The hunting of sea lions and fur seals on the Atlantic coasts of South America has irremediably changed the region's ecosystem, scientists have said. As their numbers were reduced, the two species progressively became super-predators.
Europeans settlers arrived in South America in the 16th century, and by the end of the 19th century they had started intensively exploiting the marine resources off the coasts of the continent.
Although sea lions and fur seals had been hunted for thousands of years by local hunter-gatherers for food and for their oil, skin and furs, this had not had a significant impact on the dynamics of the whole marine ecosystem.
This is not the case of the recent intensive European exploitation. The hunting of megafauna, such as sea lions and fur seals by Europeans, as well as the fishing of these animals' prey, led to their dramatic decline. This has had larger consequences: it has profoundly altered the whole ocean ecosystem's structure and food pyramid.
Scientists from the University of Barcelona and the National University of Patagonia (Argentina) investigated these changes.
They worked together on a large research project, looking at the effects of the exploitation of marine life by humans on the functioning of food networks in marine ecosystems of South America, over the past 6,000 years. Two articles on the subject have so far been published, in the scientific journals Oecologia and Paleobiology.
What sea lions and seals eat
A large part of the research involved collected sea lions' and fur seals' bones from archaeological sites in Patagonia and bones belonging to modern scientific collections.

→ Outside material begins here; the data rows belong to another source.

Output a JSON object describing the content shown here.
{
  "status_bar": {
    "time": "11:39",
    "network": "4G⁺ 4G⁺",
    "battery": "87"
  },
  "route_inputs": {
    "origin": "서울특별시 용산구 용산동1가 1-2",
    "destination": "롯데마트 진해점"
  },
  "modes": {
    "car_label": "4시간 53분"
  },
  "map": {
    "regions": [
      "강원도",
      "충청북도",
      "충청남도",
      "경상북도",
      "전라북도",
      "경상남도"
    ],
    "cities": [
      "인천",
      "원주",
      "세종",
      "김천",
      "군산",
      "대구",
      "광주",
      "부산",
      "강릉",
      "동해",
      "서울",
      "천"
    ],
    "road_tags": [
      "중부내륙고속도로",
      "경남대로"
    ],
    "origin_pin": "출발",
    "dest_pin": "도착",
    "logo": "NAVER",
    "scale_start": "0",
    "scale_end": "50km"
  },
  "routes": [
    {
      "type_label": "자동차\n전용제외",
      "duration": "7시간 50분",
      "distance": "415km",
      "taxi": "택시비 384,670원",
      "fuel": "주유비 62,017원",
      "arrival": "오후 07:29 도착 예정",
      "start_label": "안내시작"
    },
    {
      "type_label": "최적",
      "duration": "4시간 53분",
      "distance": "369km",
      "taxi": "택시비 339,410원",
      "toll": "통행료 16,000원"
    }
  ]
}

The scientists analysed the stable isotope ratios in these bones, as well as in ancient and modern shells of molluscs to help the comparison between bone samples from different periods.
From the isotope data, they were able to recreate the animals' diets over the past 6,000 years and compare them to current ones. The scientists found that these diets didn't change much when local hunters were the only ones exploiting the two species, but important changes were observed since the 19th century.
"Everything suggests that aboriginal exploitation didn't affect their diets or the structure of the trophic network, although it was common to eat sea lions and fur seals as well as some marine fish and birds," says project co-director Lluís Cardona.
The change in diet has not been as shocking for fur seals as for sea lions, as the former are limited by the size of their small mouth. However, sea lions went from eating anchovies to hake and octopuses.
Combined with these diet changes, the reduction in the numbers of sea lions and fur seals following the arrival of Europeans had a direct impact on preys. The result was an alteration of the food pyramid and the ecological role of these large marine vertebrates in the southern Atlantic ocean.
Paradoxically, the hunting and progressive disappearance of sea lions and fur seals may have turned them into super-predators. "Sea lions and fur seals have now a higher trophic level compared to the times of the Europeans' arrival. They are now apex predators, that is, super-predators. This surprising result can be understood since the population of sea lions is now lower and therefore, there is more food for each animal, despite the development of the fishing activity," Cardona explains.
Sea lions and fur seals now live in a new ecosystem shaped by humans and the scientists are concerned that it will be impossible to restore natural ecological systems as they were 6,000 years ago.